For global (or simultaneous) gapfilling, researchers developed a linear programming (LP)-based algorithm to identify a minimal set of reactions meeting all experimentally observed growth conditions, without iterative fitting. The LP-based algorithm shows far superior performance compared to existing mixed integer linear programming (MILP)-based algorithms as demonstrated through a case study using Escherichia coli. While the computational burden builds up exponentially as the number of media conditions increases, the actual computational time was indeed acceptable, indicating that the algorithm can be flexibly extended to more complex datasets by leveraging higher performance computational power in KBase. Importantly, the clever design of LP-based algorithm allows researchers to use non-proprietary LP solvers, avoiding any potential licensing issues. In parallel, researchers also developed an algorithm that incorporates–(1) gene annotations from multiple complementary pipelines (e.g., RAST, Prokka, Koala, DeepEC), and (2) additional omics data (e.g., transcriptomic profiles). In the case study of E. coli, the gapfilling solutions showed much stronger genomic and experimental consistencies than the typical parsimonious gapfilling.

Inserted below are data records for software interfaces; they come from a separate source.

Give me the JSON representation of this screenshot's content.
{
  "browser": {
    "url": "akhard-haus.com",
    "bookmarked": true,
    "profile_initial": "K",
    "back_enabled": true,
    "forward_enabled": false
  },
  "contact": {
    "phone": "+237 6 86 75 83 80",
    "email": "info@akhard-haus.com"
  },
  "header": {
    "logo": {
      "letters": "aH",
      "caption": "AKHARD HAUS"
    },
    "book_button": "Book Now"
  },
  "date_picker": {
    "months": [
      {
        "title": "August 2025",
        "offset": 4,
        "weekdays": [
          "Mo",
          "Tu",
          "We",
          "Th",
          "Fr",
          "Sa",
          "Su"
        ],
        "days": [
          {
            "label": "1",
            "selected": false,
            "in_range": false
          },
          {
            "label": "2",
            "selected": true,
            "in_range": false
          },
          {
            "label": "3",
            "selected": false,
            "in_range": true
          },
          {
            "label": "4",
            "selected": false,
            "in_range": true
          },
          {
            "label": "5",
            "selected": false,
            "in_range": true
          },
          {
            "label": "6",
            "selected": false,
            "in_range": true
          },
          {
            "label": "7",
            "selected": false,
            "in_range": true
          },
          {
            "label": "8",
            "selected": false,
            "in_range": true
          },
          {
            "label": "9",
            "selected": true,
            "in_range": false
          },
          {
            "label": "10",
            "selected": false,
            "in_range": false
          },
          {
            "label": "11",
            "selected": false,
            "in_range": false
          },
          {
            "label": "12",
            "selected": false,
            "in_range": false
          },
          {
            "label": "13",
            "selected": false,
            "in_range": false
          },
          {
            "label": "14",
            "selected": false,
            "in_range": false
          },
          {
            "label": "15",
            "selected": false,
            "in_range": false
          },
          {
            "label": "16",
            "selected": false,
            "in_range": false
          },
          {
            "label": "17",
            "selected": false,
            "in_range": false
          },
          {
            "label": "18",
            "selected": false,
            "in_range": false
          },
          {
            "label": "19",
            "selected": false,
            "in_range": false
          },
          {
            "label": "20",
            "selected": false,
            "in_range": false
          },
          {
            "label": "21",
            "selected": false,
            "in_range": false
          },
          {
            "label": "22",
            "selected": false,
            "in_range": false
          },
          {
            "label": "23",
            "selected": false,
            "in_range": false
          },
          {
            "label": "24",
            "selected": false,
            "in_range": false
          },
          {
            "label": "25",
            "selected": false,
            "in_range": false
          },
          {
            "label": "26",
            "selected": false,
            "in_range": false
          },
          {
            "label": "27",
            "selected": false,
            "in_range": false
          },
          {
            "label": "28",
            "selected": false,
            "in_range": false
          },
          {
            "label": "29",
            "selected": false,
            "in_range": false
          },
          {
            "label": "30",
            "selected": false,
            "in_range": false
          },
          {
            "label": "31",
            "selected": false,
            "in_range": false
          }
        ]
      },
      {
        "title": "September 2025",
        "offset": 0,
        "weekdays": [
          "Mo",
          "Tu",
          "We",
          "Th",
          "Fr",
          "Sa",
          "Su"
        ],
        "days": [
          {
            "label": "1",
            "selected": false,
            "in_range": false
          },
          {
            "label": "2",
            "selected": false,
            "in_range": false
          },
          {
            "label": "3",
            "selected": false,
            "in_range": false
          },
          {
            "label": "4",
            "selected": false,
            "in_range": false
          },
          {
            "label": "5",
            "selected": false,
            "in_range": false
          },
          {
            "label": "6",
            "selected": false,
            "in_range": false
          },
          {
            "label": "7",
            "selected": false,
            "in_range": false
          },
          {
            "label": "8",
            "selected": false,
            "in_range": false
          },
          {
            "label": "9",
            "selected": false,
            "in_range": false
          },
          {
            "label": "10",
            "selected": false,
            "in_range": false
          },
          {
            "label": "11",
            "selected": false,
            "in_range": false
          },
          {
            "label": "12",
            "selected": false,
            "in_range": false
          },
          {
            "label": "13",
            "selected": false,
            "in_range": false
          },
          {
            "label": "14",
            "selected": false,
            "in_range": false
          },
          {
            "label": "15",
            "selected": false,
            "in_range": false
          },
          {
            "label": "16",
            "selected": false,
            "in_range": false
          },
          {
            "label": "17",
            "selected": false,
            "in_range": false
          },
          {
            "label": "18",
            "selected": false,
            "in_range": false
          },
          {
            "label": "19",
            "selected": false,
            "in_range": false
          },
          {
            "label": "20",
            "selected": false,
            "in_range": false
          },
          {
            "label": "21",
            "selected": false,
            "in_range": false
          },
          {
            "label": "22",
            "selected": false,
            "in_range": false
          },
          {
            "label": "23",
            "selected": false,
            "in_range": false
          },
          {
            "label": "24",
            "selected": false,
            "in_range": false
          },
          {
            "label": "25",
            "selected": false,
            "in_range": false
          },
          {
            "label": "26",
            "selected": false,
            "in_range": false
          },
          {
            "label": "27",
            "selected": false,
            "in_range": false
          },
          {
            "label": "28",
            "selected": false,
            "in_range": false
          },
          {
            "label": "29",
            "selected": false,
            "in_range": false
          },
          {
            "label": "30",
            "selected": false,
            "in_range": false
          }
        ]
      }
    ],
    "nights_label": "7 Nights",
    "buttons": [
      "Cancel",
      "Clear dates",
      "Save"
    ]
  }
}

The inclusion of biologically relevant reactions is critical to avoid false positives, which traditionally requires manual curation.
Researchers will extend the test cases to include non-model organisms by using condition-specific multiomics and phenotype data from the Model Soil Consortia-2 (MSC-2) and associated isolated organisms developed through PNNL’s Soil Microbiome SFA. Researchers are working with the KBase team to incorporate the OMEGGA algorithm into KBase. The team will build an external application library for gapfilling and incorporate that into existing KBase apps that can leverage the multiomics data to derive more biologically relevant and realistic gapfilling solutions. To improve quality and supportability of the software, testing and documentation will also be incorporated into automated processes. The new optimization algorithms and KBase apps greatly facilitate the construction of high-quality metabolic networks by simultaneously incorporating molecular and phenotypic observations, eliminating the need for time-consuming, manual troubleshooting.
PNNL is a multi-program national laboratory operated by Battelle for the DOE under Contract DE-AC05-76RLO 1830. This program is supported by the U. S. Department of Energy, Office of Science, through the Genomic Science program, Office of Biological and Environmental Research, under FWP 70880 and FWP 78749.